How many lines in the records below contain the word "title"? Answer with the number and nothing else.

PROVIDED RECORDS below:

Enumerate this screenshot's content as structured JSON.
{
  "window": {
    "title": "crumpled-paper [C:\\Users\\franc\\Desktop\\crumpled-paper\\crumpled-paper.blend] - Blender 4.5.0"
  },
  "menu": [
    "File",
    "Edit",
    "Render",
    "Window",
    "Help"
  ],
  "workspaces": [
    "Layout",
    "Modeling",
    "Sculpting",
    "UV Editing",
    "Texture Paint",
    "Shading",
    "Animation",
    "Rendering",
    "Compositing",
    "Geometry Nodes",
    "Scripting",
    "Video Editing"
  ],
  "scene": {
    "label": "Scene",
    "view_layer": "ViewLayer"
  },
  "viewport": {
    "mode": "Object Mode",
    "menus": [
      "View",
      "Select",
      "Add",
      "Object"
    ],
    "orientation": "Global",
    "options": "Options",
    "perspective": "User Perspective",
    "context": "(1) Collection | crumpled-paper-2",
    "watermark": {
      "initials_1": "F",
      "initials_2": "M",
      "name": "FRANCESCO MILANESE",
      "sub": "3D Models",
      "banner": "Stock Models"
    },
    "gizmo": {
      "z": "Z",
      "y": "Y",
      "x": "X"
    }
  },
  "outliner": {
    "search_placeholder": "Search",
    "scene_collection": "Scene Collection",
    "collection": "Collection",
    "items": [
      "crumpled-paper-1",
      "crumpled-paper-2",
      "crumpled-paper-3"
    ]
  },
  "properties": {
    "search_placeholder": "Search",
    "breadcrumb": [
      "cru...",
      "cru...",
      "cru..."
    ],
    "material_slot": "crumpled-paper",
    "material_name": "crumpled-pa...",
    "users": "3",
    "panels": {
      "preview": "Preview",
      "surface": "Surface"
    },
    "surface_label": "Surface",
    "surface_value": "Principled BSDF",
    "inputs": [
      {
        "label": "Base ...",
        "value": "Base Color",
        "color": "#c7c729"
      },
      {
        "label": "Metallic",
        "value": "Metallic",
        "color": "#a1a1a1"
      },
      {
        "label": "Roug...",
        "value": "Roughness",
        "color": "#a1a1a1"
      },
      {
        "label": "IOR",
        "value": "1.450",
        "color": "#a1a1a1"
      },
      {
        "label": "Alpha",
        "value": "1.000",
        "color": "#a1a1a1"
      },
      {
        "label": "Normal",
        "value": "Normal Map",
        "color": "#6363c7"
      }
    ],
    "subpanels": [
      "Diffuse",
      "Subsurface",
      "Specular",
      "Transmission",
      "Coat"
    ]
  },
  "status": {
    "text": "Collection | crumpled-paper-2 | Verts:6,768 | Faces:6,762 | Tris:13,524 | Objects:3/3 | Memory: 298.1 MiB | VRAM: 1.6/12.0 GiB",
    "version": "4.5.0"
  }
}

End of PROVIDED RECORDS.
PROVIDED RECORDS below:

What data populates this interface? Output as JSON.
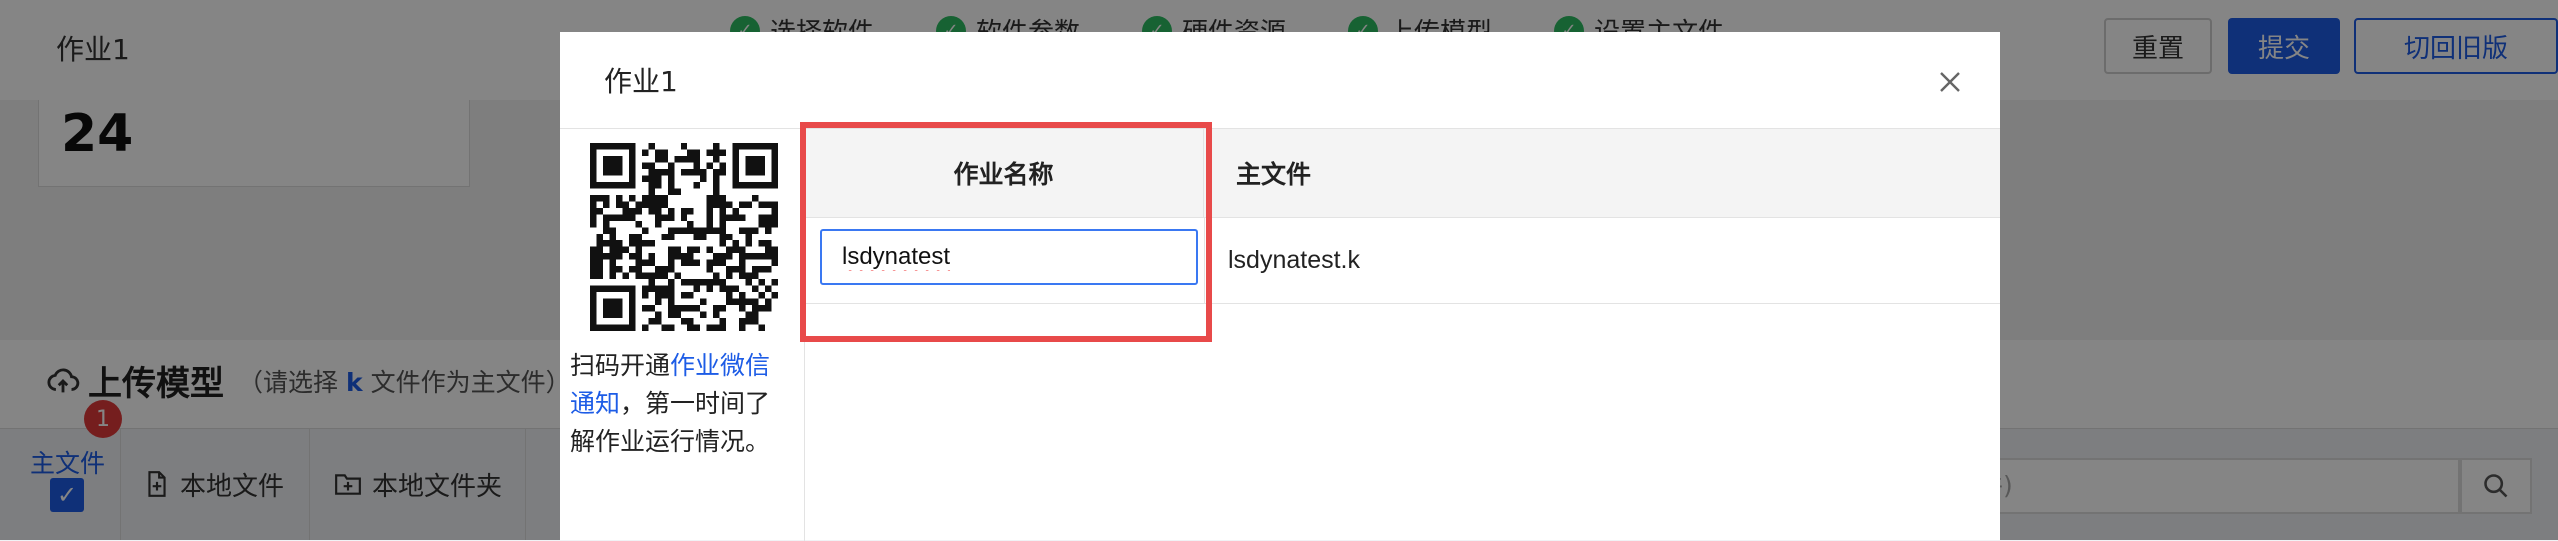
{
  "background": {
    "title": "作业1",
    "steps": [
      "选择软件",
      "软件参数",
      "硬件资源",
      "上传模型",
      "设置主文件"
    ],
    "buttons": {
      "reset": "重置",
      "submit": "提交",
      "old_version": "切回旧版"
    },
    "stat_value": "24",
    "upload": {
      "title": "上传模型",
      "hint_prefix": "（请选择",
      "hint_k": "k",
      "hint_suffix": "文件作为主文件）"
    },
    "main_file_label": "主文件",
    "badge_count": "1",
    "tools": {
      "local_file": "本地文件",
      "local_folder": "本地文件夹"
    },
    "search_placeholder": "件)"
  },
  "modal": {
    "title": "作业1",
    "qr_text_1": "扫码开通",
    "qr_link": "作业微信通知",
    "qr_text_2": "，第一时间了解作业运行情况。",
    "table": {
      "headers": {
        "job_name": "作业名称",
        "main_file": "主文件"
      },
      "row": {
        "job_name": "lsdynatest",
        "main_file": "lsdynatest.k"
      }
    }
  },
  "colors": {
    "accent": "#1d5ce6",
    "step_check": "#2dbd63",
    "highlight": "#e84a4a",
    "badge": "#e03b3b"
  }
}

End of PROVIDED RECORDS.

EXPECTED ANSWER:
4